Green Sweat Bee Agapostemon virescens Green Sweat Bees, Toronto’s official bee, are common in both wild areas and gardens and can be seen in early mornings in the summertime. They love to forage on thistles and other flowers including Rose of Sharon and Hollyhock. Green Sweat Bees have bright green heads and thoraxes. The females black abdomens, whereas the males have black and yellow stripehave d abdomens. Green Sweat Bees nest in the ground in communal nests: each bee uses a separate brood cell at the end of a long underground tunnel, with one shared entrance at the top. This structure makes it easier to guard against intruders since the bees can work together to guard a single entrance. Fun Fact! Most other species of ground bees will defend their nest against other bees from their own species, but Green Sweat Bees will permit strangers and unrelated bees of the same species to enter.

Green Sweat Bees are Toronto’s official bee!


Seeds balls are a fun (and easy!) way to plant native wildflower seeds, which provide excellent sources of nectar for native pollinators, such as Green Sweat Bees!
Adult assistance is recommended for this activity because of the use of red clay. 

Materials:hands holding dry prepared seed balls

  • Sprinkling of wildflower seeds
  • 2 parts dry red clay
  • Bowl for mixing
  • 3 parts soil
  • 1 part water
  • Stick for stirring
  • 1 part worm castings* (or other compost)
  • Garden gloves (optional)
  • Directions:


  1. Mix the wildflower seeds with the soil and worm castings. *Worm castings are made by worms – they are full of all the nutrients that new seeds need to grow!
  2. Add the dry clay and mix well. BE VERY CAREFUL TO NOT BREATHE IN THE RED CLAY DUST!
  3. Gradually add water until the mixture becomes firm and clumps together.
  4. Pinch small amounts of the mix and roll between the palms of your hands until smooth and round. Each seed ball should be approximately 1-3 cm in diameter.
  5. Place seed balls onto a flat surface to harden undisturbed for 24 hours.
  6. Throw your seed balls into garden beds or in “empty” fields and parking lots and see what grows!

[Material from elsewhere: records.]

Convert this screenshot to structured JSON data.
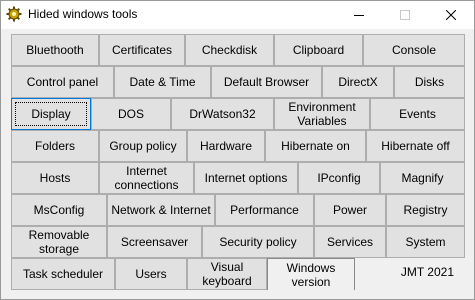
{
  "window": {
    "title": "Hided windows tools",
    "footer": "JMT 2021"
  },
  "rows": [
    [
      "Bluethooth",
      "Certificates",
      "Checkdisk",
      "Clipboard",
      "Console"
    ],
    [
      "Control panel",
      "Date & Time",
      "Default Browser",
      "DirectX",
      "Disks"
    ],
    [
      "Display",
      "DOS",
      "DrWatson32",
      "Environment\nVariables",
      "Events"
    ],
    [
      "Folders",
      "Group policy",
      "Hardware",
      "Hibernate on",
      "Hibernate  off"
    ],
    [
      "Hosts",
      "Internet\nconnections",
      "Internet options",
      "IPconfig",
      "Magnify"
    ],
    [
      "MsConfig",
      "Network & Internet",
      "Performance",
      "Power",
      "Registry"
    ],
    [
      "Removable\nstorage",
      "Screensaver",
      "Security policy",
      "Services",
      "System"
    ],
    [
      "Task scheduler",
      "Users",
      "Visual\nkeyboard",
      "Windows\nversion"
    ]
  ]
}
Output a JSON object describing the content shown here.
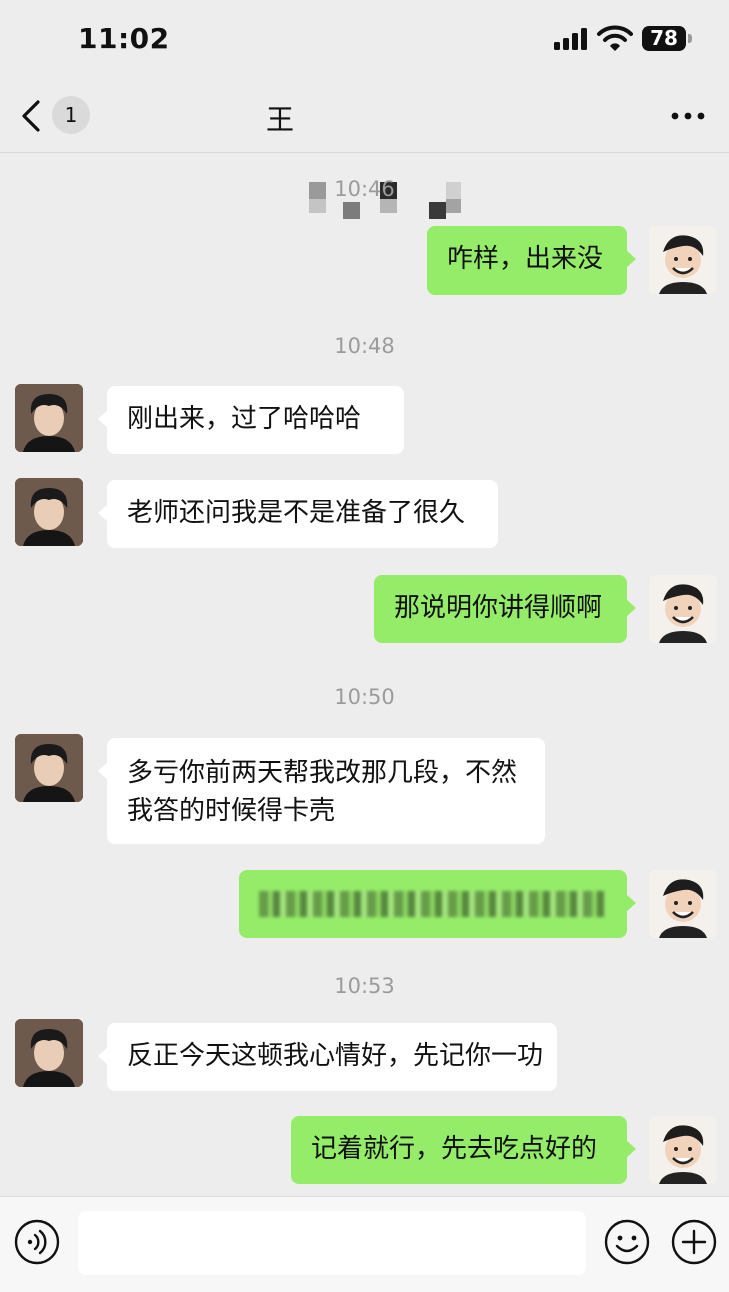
{
  "status_bar": {
    "time": "11:02",
    "battery": "78"
  },
  "header": {
    "back_count": "1",
    "title_visible": "王"
  },
  "messages": [
    {
      "type": "timestamp",
      "text": "10:46"
    },
    {
      "type": "sent",
      "text": "咋样，出来没"
    },
    {
      "type": "timestamp",
      "text": "10:48"
    },
    {
      "type": "received",
      "text": "刚出来，过了哈哈哈"
    },
    {
      "type": "received",
      "text": "老师还问我是不是准备了很久"
    },
    {
      "type": "sent",
      "text": "那说明你讲得顺啊"
    },
    {
      "type": "timestamp",
      "text": "10:50"
    },
    {
      "type": "received",
      "text": "多亏你前两天帮我改那几段，不然我答的时候得卡壳"
    },
    {
      "type": "sent",
      "text": "",
      "obscured": true
    },
    {
      "type": "timestamp",
      "text": "10:53"
    },
    {
      "type": "received",
      "text": "反正今天这顿我心情好，先记你一功"
    },
    {
      "type": "sent",
      "text": "记着就行，先去吃点好的"
    }
  ],
  "input_bar": {
    "value": "",
    "icons": [
      "voice-icon",
      "emoji-icon",
      "plus-icon"
    ]
  },
  "colors": {
    "sent_bubble": "#95ec69",
    "received_bubble": "#ffffff",
    "background": "#ededed"
  }
}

Go to PAGE 3 to read about Black Swallowtail Butterflies and learn about their magnificent lifecycle!

© 2018 Shoresh.